_What this task involves_
Only the lines from the one with "Serialize everything readable" to the end of the data below should be given again, exactly as written.

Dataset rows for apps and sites
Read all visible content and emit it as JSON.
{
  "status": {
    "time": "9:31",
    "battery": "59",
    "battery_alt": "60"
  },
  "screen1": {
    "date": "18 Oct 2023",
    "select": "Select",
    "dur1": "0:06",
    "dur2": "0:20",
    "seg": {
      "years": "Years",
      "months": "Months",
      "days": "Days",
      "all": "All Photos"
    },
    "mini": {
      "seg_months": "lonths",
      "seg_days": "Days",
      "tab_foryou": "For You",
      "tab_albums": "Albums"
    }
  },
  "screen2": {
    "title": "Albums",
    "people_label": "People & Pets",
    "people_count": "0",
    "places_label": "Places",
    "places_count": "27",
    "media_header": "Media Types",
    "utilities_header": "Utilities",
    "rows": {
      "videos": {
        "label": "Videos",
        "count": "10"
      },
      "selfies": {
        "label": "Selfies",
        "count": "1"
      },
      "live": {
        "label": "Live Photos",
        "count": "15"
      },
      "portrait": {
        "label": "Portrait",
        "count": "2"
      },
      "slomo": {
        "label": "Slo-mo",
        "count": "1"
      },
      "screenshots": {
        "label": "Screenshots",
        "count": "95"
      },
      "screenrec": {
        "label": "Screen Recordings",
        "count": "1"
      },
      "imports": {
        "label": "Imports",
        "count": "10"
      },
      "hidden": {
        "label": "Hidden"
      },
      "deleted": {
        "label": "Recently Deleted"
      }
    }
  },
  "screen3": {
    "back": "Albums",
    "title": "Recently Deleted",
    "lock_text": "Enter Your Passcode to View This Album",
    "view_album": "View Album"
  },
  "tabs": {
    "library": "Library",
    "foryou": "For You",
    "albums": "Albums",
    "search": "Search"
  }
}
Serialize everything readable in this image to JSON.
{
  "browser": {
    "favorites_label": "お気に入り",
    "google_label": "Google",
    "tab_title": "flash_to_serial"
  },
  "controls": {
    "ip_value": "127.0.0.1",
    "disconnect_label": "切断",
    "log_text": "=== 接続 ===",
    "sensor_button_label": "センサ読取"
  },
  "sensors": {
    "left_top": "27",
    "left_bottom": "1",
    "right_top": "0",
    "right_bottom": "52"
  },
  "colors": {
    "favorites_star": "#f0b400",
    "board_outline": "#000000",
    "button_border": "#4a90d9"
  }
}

_Your solution_
Serialize everything readable in this image to JSON.
{
  "browser": {
    "favorites_label": "お気に入り",
    "google_label": "Google",
    "tab_title": "flash_to_serial"
  },
  "controls": {
    "ip_value": "127.0.0.1",
    "disconnect_label": "切断",
    "log_text": "=== 接続 ===",
    "sensor_button_label": "センサ読取"
  },
  "sensors": {
    "left_top": "27",
    "left_bottom": "1",
    "right_top": "0",
    "right_bottom": "52"
  },
  "colors": {
    "favorites_star": "#f0b400",
    "board_outline": "#000000",
    "button_border": "#4a90d9"
  }
}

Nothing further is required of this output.